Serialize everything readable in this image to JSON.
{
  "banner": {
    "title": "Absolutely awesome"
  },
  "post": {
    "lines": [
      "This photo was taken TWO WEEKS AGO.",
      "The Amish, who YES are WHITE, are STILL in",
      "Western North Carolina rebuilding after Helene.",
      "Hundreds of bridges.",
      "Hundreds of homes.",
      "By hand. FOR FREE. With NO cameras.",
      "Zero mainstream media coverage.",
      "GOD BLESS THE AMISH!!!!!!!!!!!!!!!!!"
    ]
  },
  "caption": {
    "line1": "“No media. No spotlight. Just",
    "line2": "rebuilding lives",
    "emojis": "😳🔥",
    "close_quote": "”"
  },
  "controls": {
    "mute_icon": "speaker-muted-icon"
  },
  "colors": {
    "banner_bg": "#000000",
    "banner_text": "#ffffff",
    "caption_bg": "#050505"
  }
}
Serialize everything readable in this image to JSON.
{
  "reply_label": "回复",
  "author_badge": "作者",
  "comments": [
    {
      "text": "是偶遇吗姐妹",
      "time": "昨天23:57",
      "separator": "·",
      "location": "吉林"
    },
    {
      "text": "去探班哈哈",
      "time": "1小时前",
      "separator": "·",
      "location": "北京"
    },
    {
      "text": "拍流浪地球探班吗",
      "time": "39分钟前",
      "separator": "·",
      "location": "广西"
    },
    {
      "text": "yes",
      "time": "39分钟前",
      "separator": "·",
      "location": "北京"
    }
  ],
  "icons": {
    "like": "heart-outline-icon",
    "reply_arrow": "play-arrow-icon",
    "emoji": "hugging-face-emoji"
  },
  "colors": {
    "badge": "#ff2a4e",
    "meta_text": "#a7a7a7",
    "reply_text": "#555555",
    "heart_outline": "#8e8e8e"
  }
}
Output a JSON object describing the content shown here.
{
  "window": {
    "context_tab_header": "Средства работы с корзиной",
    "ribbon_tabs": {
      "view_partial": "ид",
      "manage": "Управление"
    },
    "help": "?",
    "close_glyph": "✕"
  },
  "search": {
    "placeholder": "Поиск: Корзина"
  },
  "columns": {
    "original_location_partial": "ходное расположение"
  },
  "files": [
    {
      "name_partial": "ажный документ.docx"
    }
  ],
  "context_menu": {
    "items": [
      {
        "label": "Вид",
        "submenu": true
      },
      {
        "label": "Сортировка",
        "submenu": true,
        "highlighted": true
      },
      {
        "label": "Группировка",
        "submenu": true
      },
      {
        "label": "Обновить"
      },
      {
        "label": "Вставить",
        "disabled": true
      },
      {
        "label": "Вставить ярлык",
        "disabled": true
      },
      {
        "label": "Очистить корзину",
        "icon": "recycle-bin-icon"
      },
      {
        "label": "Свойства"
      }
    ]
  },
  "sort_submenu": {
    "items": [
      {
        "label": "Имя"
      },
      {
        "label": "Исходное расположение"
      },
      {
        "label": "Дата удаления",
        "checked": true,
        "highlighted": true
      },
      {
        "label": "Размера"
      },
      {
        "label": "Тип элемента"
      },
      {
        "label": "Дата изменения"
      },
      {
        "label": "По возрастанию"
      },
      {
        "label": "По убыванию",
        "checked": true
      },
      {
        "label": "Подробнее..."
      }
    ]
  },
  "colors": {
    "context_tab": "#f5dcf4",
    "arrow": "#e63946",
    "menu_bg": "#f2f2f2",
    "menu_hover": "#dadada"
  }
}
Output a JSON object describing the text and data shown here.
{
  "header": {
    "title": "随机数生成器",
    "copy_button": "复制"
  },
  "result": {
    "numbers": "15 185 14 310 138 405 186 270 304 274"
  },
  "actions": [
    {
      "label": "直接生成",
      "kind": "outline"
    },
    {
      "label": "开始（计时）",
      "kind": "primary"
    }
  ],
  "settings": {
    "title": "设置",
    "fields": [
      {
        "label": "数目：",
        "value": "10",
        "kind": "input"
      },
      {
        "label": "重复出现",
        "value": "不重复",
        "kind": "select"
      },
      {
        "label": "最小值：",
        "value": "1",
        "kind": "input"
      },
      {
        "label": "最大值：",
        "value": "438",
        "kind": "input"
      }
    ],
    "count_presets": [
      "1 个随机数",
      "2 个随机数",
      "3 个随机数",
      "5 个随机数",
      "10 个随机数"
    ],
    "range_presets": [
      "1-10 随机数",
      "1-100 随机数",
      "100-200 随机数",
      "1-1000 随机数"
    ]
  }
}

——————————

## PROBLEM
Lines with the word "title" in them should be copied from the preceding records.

## ANSWER TO THIS TASK
    "title": "Absolutely awesome"
    "title": "随机数生成器",
    "title": "设置",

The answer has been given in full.